This article was written by Laura Bushaway, for more information please contact them or your usual Charles Russell Speechlys contact.
Strategic Planning for Modern Landed Estates
The second in our series of articles on succession planning for landed estates covering a wide variety of matters.
Thirsty work – Reporting on data centre water usage and environmental measures in the EU
When can you set off claims against different elements of a project
The Court’s decision raises important drafting considerations for construction contracts involving multiple elements of a project.
Drafting terms and conditions or negotiating a contract? Be wary of "unusual" and "exorbitant" exclusion clauses
When drafting a set of terms and conditions, companies must adhere to the requirements contained in the Unfair Contract Terms Act 1977
Stop, collaborate and listen: Top 10 Tips with Collaboration Agreements
Providing you with the top ten tips on collaboration agreements - what should you know?
Phase out of temporary restrictions on use of winding up petitions
Hannah takes a look at the recent UK Government announcement on statutory demands and the presentation of winding up petitions
Preparing your company for sale
We set out here some initial steps to consider in anticipation of a sale.
ESG investment and the challenges for trustees

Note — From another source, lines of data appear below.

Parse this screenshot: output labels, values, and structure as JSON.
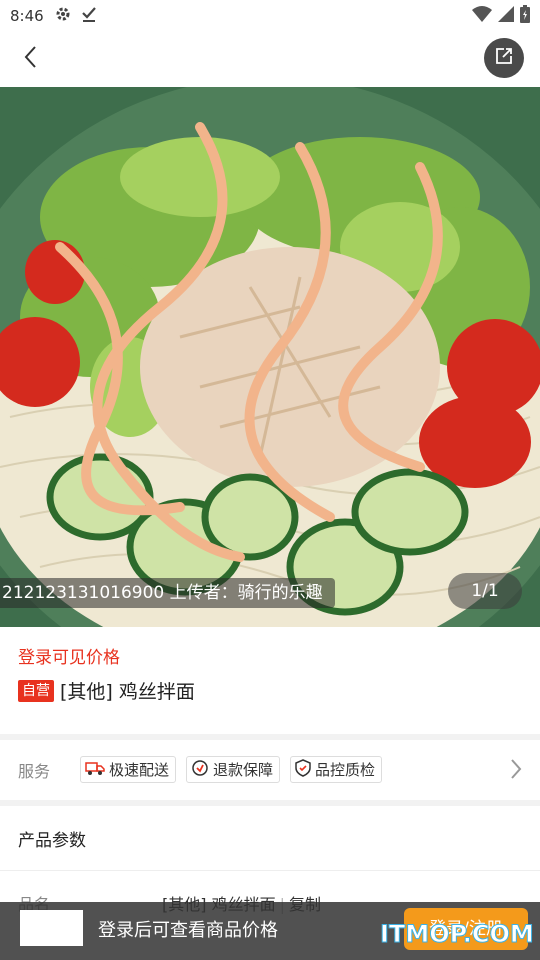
{
  "status_bar": {
    "time": "8:46",
    "icons_left": [
      "gear-icon",
      "download-done-icon"
    ],
    "icons_right": [
      "wifi-icon",
      "signal-icon",
      "battery-icon"
    ]
  },
  "header": {
    "back_icon": "chevron-left-icon",
    "share_icon": "share-icon"
  },
  "hero": {
    "caption": "212123131016900 上传者：骑行的乐趣",
    "page_indicator": "1/1"
  },
  "product": {
    "login_price": "登录可见价格",
    "self_badge": "自营",
    "title": "[其他] 鸡丝拌面"
  },
  "service": {
    "label": "服务",
    "tags": [
      {
        "icon": "delivery-truck-icon",
        "label": "极速配送"
      },
      {
        "icon": "refund-icon",
        "label": "退款保障"
      },
      {
        "icon": "shield-check-icon",
        "label": "品控质检"
      }
    ]
  },
  "params": {
    "title": "产品参数",
    "rows": [
      {
        "name": "品名",
        "value": "[其他] 鸡丝拌面",
        "action": "复制"
      }
    ]
  },
  "bottom_bar": {
    "text": "登录后可查看商品价格",
    "button": "登录/注册"
  },
  "watermark": {
    "brand_a": "IT",
    "brand_b": "MOP",
    "brand_c": ".COM"
  },
  "colors": {
    "accent_red": "#e8321f",
    "button_orange": "#f49a1b",
    "watermark_blue": "#3ab2e6"
  }
}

What challenges does the ESG revolution present for trustees of private family trusts?
Save the date: 1 October 2021 - Notice periods for some residential tenancies to return to pre-pandemic position
The impact of COVID-19 on commercial and residential tenancies
What impact has COVID-19 had on commercial and residential tenancies? Read more here.
Charles Russell Speechlys advises discoverIE on its acquisition of Antenova
discoverIE is a leading international designer, manufacturer and supplier of customised electronics to industry.
From I, Robot to E-Witness: the rise of automated authority
Q&A: Separate blocks, common parts and enfranchisement
Miriam Seitler and Lauren Fraser answer queries relating to leaseholders seeking to acquire the freehold.
Let the party commence - Government launches consultation to make al fresco hospitality permanent
Coded messages for landlords and tenants
“What does the code of practice mean for landlords and tenants? Read more here”
The family court’s role in micro managing 'trivial' disputes
The recent decision has dealt with the family court’s role in micro managing “trivial” disputes in relation to children
Taxing horizons and fiscal black holes
A super-massive black hole at the centre of the nation’s finances means that tax reform and rates rises look increasingly likely.
Charles Russell Speechlys advises Acora on acquisition of Westgate IT
Westgate IT specialises in providing IT support to businesses in the South West.
Q&A: Wrestling with restrictive covenants
Camilla Lamont (barrister at Landmark Chambers) and Real Estate Disputes Partner Emma Humphreys answer a pair of covenant queries
Charles Russell Speechlys advises Grape Paradise on the acquisition of a fine wine business
Charles Russell Speechlys has advised Grape Paradise on the acquisition of the Sarment Group in the China Mainland territories.